[Start of section]

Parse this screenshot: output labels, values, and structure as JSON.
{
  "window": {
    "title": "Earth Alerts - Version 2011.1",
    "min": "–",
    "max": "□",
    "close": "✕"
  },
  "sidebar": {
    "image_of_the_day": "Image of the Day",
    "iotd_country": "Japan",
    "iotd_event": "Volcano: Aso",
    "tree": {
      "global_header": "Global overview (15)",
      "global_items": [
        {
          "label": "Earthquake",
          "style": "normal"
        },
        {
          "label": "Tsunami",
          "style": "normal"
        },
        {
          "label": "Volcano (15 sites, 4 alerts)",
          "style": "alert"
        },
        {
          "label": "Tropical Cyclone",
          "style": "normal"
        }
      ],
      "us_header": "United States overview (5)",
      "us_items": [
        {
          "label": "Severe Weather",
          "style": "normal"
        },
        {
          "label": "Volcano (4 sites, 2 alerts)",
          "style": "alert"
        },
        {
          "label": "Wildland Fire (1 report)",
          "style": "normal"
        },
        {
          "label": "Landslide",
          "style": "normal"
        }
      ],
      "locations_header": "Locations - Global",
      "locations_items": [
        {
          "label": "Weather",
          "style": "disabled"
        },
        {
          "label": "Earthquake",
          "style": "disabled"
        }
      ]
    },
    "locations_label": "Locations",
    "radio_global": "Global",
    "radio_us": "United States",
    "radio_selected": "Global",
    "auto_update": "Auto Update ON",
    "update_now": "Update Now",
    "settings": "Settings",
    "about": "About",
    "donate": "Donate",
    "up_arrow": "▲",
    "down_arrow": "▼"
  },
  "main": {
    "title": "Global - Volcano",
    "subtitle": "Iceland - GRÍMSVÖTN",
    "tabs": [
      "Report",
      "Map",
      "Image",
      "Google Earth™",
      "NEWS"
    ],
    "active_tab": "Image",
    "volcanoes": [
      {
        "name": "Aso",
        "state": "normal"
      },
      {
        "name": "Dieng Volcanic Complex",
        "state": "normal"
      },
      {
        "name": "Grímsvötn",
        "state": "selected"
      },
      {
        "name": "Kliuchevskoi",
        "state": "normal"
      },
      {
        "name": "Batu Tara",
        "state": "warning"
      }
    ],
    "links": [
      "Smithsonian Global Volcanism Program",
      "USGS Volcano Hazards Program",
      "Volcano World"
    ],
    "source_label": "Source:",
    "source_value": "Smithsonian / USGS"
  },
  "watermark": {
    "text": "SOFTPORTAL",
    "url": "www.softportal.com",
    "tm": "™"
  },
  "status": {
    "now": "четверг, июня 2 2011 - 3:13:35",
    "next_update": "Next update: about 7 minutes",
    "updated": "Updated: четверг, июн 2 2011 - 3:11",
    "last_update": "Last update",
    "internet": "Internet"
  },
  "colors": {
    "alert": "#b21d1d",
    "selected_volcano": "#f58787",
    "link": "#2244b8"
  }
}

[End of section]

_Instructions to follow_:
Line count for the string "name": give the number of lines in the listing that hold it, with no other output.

_Solved problem_:
5